**THE INPUT:**

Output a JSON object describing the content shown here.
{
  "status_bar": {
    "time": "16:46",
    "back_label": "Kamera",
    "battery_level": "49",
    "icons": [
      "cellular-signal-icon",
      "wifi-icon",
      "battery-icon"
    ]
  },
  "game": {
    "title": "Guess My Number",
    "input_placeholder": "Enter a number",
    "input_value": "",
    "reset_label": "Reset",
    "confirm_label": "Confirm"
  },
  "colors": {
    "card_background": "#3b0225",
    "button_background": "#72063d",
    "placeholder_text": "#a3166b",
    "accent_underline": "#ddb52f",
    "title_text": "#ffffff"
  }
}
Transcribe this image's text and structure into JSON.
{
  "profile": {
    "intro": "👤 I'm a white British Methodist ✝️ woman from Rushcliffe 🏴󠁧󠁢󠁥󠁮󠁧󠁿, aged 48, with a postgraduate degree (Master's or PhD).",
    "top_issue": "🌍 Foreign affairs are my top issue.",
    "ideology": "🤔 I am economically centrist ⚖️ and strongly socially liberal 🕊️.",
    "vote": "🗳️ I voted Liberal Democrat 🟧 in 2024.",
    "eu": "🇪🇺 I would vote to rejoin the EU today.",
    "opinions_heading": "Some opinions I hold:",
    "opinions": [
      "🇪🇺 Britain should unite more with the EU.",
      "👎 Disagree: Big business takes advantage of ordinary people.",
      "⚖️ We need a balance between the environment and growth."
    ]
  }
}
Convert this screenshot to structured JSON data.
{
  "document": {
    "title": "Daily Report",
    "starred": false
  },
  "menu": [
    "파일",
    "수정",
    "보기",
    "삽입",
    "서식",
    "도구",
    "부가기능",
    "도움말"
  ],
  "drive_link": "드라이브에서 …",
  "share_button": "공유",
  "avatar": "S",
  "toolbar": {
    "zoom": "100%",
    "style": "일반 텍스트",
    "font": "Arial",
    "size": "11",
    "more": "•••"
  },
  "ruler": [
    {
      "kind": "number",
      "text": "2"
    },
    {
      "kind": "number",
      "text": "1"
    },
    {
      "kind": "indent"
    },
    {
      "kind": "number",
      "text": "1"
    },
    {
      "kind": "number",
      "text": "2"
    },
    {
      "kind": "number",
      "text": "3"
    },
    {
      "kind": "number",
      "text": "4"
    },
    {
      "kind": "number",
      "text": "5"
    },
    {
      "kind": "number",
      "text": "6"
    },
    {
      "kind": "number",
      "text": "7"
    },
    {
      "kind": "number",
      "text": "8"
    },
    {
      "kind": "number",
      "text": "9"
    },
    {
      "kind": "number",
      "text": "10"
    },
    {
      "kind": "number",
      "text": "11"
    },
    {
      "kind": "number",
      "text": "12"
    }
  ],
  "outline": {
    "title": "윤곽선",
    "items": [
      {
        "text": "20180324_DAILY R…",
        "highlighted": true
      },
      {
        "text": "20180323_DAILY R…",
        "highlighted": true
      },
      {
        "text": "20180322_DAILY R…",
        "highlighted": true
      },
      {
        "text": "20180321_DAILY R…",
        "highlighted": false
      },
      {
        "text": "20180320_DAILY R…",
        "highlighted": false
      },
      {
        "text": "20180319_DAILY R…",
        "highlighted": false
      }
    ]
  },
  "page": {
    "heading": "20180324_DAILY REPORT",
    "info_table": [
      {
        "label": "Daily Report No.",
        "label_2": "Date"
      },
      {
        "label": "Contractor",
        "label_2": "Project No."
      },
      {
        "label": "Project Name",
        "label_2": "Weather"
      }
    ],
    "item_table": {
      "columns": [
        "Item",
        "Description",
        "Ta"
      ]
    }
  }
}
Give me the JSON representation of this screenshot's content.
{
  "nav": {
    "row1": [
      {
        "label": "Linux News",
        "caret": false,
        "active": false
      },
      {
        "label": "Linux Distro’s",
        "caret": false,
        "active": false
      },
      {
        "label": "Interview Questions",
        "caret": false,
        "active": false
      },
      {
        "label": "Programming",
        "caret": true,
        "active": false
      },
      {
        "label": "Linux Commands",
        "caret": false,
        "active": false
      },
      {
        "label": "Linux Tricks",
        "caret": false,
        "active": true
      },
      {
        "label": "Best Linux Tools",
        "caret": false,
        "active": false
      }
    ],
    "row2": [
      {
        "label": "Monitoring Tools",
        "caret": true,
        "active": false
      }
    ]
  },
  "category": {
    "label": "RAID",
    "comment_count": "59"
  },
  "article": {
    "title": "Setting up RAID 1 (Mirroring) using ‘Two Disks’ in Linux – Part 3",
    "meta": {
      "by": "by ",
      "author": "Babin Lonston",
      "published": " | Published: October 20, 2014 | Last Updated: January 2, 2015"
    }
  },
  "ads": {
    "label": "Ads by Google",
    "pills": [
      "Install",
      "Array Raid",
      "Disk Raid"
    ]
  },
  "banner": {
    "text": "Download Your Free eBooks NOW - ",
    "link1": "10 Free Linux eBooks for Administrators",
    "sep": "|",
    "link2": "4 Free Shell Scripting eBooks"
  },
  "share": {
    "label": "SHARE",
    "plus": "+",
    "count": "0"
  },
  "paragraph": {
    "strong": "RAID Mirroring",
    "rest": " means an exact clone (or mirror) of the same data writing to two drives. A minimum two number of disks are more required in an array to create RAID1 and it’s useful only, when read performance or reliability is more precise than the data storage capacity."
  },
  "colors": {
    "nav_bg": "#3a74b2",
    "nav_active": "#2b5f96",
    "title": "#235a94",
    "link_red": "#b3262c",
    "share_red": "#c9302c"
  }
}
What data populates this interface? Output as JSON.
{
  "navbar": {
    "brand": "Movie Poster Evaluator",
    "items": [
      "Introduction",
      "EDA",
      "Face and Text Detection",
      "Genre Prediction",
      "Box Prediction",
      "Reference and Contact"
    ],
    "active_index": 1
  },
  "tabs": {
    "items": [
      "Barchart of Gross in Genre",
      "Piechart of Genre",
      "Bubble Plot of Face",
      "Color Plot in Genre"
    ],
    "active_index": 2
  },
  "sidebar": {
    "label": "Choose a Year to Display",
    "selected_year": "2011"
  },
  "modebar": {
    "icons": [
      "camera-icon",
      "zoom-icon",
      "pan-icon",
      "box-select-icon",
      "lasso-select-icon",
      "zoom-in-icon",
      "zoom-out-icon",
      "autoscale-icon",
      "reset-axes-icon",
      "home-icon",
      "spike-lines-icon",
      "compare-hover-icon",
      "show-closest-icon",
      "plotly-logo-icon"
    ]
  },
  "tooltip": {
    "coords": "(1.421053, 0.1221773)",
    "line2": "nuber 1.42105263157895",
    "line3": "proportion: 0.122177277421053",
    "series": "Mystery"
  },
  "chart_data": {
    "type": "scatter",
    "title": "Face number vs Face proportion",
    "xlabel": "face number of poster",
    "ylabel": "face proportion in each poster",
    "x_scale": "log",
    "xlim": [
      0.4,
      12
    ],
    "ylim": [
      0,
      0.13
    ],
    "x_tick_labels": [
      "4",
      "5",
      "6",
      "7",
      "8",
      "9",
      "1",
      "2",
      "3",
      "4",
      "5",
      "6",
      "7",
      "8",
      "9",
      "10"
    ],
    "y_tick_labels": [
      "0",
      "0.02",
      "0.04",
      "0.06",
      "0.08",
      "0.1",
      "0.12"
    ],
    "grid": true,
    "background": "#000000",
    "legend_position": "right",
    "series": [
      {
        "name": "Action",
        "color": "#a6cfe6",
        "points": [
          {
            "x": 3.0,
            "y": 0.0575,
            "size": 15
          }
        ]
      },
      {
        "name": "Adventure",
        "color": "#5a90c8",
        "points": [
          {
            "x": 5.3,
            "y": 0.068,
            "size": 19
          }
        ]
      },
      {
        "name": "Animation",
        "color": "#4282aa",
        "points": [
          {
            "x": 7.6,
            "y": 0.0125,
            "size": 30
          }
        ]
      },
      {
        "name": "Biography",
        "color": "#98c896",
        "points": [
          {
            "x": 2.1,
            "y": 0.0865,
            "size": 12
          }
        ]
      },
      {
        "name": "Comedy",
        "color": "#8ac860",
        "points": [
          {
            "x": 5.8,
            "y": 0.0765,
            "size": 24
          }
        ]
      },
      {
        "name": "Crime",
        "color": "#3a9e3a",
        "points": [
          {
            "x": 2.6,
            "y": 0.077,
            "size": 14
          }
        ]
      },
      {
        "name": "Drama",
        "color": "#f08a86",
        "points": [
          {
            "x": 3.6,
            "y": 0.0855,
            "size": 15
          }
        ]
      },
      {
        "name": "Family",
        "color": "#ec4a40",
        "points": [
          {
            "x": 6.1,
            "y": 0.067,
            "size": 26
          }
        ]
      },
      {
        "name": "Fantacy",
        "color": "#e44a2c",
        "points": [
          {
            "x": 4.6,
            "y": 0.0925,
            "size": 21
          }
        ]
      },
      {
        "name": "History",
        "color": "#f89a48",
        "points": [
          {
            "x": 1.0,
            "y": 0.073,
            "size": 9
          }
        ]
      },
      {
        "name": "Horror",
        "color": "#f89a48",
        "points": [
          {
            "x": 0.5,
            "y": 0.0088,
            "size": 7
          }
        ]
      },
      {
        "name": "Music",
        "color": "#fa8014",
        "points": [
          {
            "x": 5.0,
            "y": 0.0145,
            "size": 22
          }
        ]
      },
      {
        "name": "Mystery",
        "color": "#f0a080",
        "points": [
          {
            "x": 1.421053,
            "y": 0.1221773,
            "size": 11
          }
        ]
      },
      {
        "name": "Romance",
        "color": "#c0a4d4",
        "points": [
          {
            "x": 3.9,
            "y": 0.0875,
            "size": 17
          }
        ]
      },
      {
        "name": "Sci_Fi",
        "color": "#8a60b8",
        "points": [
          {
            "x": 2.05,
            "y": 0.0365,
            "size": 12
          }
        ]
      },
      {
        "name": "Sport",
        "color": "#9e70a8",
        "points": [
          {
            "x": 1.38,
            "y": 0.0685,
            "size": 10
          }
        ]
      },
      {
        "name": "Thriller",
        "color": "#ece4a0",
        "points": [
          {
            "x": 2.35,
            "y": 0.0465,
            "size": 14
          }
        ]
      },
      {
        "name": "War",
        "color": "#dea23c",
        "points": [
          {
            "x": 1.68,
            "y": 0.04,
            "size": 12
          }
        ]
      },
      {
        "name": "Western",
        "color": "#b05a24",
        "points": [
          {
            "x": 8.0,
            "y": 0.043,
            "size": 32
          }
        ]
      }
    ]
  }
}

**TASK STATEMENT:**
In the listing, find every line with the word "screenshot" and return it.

**EXERCISE RESPONSE:**
Convert this screenshot to structured JSON data.
Give me the JSON representation of this screenshot's content.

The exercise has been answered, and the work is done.